One significant timing point to be aware of is how much time an investor has to invest into a Qualified Opportunity Fund. The general rule is 180 days after the date of sale of the property creating the capital gain. However, there is a very important nuance to be aware of for investors who think they have missed their window to invest. For individuals or entities in pass-throughs for tax purposes like partnerships, S corporations, trusts, etc., you may have 180 days starting on the last day of the entity’s taxable year that sold the property to invest into a Qualified Opportunity Fund. 

For example, if LLC ABC is a calendar year partnership for tax purposes and has two members, and ABC sold assets on February 1, 2018, then each partner’s 180 day period ought to begin on December 31, 2018 to invest the gain into a Qualified Opportunity Fund. LLC ABC has 180 days from February 1, 2018, but the individual members’ clock to invest begins at the end of the taxable year. This would give the members of ABC until late June of 2019 to invest into a Qualified Opportunity Fund! Surely, a huge factor to take into consideration.

Check back for other important tips for working with Qualified Opportunity Funds, and contact me if you would like help with getting started with this unique tax incentive program.

Any tax advice expressed above by Bean Kinney & Korman, PC was not intended or written to be used, and cannot be used, by any taxpayer to avoid U.S. federal tax penalties. If such advice was written or used to support the promotion or marketing of the matter addressed above, then each offeree should seek advice from an independent tax advisor.

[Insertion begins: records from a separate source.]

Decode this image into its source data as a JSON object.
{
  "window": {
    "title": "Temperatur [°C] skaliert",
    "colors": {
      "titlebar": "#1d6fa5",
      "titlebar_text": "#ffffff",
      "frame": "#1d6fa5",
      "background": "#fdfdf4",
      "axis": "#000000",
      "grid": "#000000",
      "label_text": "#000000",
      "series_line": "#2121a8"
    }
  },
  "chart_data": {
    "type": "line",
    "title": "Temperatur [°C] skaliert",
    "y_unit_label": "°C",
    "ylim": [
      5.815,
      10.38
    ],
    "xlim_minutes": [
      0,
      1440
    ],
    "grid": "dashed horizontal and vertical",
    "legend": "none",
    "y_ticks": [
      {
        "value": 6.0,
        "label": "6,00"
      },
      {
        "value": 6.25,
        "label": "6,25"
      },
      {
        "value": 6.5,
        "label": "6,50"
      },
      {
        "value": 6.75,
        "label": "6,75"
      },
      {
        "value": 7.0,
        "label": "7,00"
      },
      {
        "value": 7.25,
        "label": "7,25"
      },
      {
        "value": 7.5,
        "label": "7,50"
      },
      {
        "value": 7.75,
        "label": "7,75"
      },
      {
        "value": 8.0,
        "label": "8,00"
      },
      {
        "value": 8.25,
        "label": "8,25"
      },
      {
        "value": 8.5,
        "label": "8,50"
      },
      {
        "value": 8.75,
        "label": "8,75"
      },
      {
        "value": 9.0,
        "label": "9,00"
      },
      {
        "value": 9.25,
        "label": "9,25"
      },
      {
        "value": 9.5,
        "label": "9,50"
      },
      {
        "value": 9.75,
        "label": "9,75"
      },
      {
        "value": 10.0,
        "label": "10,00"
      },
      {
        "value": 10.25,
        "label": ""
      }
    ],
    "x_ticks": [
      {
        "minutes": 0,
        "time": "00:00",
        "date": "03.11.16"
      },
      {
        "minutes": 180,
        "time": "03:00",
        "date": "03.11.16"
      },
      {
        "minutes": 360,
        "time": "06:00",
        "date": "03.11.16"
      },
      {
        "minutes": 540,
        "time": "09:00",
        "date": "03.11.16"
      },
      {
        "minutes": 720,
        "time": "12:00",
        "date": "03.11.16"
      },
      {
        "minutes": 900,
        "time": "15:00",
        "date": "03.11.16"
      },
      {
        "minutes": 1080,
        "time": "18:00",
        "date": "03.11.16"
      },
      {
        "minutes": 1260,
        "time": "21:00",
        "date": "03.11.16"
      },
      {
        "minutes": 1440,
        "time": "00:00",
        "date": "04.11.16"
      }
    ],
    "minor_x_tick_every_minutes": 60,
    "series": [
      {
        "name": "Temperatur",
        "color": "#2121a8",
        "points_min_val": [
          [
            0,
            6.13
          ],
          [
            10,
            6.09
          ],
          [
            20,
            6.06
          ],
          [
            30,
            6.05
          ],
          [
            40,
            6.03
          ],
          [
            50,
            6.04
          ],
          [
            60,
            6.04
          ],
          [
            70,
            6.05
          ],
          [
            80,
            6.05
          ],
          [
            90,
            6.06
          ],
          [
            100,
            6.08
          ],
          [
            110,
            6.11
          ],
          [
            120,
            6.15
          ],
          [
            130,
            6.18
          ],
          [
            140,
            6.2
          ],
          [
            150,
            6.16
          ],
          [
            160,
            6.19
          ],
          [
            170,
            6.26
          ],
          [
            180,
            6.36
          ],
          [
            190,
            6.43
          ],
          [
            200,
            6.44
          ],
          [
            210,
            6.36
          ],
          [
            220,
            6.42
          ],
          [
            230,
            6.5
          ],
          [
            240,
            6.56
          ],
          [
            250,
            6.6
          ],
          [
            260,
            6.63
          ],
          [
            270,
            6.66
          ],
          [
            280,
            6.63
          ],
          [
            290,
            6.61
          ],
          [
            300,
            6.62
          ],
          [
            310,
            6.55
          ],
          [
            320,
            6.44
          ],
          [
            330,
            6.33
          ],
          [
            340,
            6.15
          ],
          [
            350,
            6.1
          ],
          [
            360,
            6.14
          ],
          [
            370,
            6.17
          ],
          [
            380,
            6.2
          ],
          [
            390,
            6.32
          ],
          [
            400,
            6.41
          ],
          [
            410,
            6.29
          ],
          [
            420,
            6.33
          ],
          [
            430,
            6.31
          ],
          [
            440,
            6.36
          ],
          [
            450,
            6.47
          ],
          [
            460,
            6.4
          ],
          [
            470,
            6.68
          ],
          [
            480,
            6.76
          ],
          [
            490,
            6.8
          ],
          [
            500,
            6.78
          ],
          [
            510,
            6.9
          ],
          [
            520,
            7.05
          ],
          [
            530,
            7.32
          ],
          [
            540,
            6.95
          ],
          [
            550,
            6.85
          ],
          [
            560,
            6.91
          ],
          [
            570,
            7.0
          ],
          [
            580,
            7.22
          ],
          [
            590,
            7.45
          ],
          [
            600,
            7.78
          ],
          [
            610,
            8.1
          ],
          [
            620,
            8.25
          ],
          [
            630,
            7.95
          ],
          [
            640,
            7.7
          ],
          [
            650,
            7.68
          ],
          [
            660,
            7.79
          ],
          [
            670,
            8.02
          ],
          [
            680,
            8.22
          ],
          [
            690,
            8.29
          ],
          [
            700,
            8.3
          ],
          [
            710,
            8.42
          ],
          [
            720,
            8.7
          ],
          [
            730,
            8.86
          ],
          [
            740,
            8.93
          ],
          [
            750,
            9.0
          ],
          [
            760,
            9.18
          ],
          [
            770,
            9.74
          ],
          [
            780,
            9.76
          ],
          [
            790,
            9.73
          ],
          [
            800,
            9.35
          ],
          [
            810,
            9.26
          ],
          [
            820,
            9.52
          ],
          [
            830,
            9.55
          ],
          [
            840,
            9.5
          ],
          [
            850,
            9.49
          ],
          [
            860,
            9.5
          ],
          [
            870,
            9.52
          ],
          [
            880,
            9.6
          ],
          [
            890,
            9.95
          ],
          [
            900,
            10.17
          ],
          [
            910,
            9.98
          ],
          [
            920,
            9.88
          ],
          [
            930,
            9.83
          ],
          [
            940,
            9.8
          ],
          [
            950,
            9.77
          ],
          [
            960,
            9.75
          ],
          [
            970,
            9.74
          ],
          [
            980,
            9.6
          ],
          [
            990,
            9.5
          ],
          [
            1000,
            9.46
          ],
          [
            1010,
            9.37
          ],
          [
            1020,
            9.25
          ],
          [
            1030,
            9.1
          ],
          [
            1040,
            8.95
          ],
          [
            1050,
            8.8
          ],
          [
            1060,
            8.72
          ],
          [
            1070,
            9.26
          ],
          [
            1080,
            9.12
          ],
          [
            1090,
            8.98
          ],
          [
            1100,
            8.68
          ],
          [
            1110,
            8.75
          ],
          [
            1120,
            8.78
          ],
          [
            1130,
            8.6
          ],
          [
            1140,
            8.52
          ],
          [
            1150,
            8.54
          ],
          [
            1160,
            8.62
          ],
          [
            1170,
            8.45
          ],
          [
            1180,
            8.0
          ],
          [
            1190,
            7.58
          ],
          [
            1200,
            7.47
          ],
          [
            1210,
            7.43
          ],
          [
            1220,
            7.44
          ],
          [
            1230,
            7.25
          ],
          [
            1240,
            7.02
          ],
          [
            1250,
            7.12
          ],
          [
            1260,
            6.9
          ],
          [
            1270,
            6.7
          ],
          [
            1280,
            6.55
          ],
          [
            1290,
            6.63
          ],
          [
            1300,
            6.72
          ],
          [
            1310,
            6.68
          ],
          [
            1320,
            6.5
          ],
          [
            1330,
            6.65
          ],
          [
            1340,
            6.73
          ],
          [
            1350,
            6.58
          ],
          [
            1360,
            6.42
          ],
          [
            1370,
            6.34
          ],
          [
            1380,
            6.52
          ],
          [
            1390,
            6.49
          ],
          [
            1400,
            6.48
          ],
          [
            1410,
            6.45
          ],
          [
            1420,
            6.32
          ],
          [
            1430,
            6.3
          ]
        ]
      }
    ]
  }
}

This Bean Kinney & Korman publication provides information and comments on legal issues and developments. The foregoing is not a comprehensive treatment of the subject matter covered and is not intended to provide legal advice. Readers should seek legal advice before taking any action with respect to the matters discussed herein.